A poll in January by Takaki showed residents had conflicting feelings about the evacuees. More than half of those surveyed expressed sympathy for them, but 67 percent also said they "feel envious of their compensation."

The tensions are unlikely to be resolved any time soon.

The government is planning to build 3,700 permanent apartments to replace the temporary units for evacuees, most of them in Iwaki. The first 1,600 apartments, however, are nine months behind schedule and will not be ready until 2017, officials say.

(Editing by Kevin Krolicki, Bill Tarrant and Ian Geoghegan)

(1 Japanese yen = 0.0096 US dollar

Maritime Today


The Maritime Industry's original and most viewed E-News Service

Maritime Reporter May 2016 Digital Edition
FREE Maritime Reporter Subscription
Latest Maritime News    rss feeds

Environmental

Gender Identity Spat Sinks Spending Bill

The rancorous political debate over sexual identity unexpectedly prompted the Republican-controlled House of Representatives to rejected an energy and water spending

IACS Recommendations for Emergency Response

Following a further round of discussions on 'Places of Refuge' at the IMO last week, prompted by a submission from the EU Member States, the European Commission,

Saint Lucia Accedes to Four IMO Treaties

Saint Lucia has acceded to four International Maritime Organization (IMO) treaties, including conventions covering ballast water management (BWM Convention) and

Energy

Hercules Offshore Filing for Bankruptcy Again

Hercules Offshore Inc said it planned to file for prepackaged Chapter 11 bankruptcy, just six months after the rig contractor emerged from bankruptcy protection.

Strike Idles 38 Oil Tankers at Fos-Lavera

Some 38 oil tankers have been held up at the Fos-Lavera oil port in southern France, the country's biggest, including 25 at harbour, up from 12 the previous day,

Höegh LNG Turns to Profit in 1Q

Höegh LNG returned to profit following a Profit after tax of USD 6.3 million for the first quarter of 2016, up from USD 4.0 million net loss in the fourth quarter 2015.

News

SAFE Boats Delivers First CIV for Air and Marine Operations

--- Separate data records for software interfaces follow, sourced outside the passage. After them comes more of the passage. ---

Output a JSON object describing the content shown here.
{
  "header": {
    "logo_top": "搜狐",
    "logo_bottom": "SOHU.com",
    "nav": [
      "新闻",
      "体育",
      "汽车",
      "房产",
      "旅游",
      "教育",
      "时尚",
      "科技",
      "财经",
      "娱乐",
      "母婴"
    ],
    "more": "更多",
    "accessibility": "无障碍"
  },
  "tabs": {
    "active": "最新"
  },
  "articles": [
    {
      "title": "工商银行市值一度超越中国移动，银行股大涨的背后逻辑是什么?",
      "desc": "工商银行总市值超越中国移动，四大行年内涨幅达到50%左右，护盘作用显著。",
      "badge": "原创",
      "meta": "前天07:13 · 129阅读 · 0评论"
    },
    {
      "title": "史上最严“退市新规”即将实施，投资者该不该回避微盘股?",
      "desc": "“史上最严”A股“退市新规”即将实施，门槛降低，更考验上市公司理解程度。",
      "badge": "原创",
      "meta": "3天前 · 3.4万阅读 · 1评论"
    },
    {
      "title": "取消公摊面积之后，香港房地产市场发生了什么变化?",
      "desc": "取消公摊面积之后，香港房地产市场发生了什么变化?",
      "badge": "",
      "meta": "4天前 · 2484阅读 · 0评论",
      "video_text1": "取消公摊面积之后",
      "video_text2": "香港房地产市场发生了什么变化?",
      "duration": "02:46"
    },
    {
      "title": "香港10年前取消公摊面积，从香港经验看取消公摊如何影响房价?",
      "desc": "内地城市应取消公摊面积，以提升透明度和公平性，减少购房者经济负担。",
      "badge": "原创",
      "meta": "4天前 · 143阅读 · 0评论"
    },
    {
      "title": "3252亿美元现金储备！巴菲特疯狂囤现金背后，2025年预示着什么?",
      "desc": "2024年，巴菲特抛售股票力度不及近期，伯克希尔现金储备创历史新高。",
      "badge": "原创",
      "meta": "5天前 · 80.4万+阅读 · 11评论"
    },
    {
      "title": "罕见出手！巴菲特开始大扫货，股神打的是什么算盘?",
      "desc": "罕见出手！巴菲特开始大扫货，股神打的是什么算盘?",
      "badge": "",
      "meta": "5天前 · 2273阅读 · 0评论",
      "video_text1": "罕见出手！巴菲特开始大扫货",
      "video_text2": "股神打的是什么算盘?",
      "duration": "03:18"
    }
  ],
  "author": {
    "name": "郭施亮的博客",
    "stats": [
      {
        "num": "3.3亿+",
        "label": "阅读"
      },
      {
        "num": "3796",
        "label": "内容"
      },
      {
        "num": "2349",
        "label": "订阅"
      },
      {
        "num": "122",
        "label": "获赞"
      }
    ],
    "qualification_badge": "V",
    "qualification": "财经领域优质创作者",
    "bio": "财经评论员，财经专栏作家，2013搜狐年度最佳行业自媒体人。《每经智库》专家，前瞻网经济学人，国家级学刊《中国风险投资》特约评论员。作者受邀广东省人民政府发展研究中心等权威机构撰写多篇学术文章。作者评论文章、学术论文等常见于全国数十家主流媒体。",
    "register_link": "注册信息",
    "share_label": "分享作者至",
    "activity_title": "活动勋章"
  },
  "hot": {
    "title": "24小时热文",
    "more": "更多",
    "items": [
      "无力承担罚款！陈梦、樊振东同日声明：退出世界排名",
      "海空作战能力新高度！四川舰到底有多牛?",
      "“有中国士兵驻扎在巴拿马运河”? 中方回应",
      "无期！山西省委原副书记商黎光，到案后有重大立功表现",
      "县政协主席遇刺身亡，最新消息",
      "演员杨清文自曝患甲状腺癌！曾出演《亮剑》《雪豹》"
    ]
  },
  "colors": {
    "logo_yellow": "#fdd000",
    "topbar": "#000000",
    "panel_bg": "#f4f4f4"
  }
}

SAFE Boats International (SBI), a manufacturer of aluminum boats located in Bremerton, Wash., has completed the first Coastal Interceptor Vessel (CIV) on contract from U.

Konecranes-Terex Deal to Proceed as Zoomlion Drops Rival Bid

China's Zoomlion Heavy Industry Science and Technology Co Ltd has abandoned its $3.4 billion bid for U.S. crane maker Terex Corp , clearing the way for a smaller

Higher Capesize Demand Pushes up Baltic Index

The Baltic Exchange's main sea freight index, tracking rates for ships carrying dry bulk commodities, rose on Friday buoyed by higher demand for capesize vessels.

People in the News

Gender Identity Spat Sinks Spending Bill

The rancorous political debate over sexual identity unexpectedly prompted the Republican-controlled House of Representatives to rejected an energy and water spending

Wärtsilä Donates Engine to Texas A&M University

Wärtsilä has donated an 8-cylinder Wärtsilä 20 engine and generating set, to the Marine Engineering Technology Department at Texas A&M University at Galveston.

BIMCO: BDI Conducts the Demolition Activity

The Baltic Dry Index (BDI) ’s positive effect on capacity being removed from the fleet did not continue into Q2 2016, as capesize demolition came to a halt. The

 
 
Maritime Careers / Shipboard Positions Maritime Contracts Naval Architecture Navigation Offshore Oil Port Authority Ship Electronics Ship Simulators Sonar Winch
rss | archive | history | articles | privacy | contributors | top maritime news | about us | copyright | maritime magazines
maritime security news | shipbuilding news | maritime industry | shipping news | maritime reporting | workboats news | ship design | maritime business

Time taken: 0.0928 sec (11 req/sec)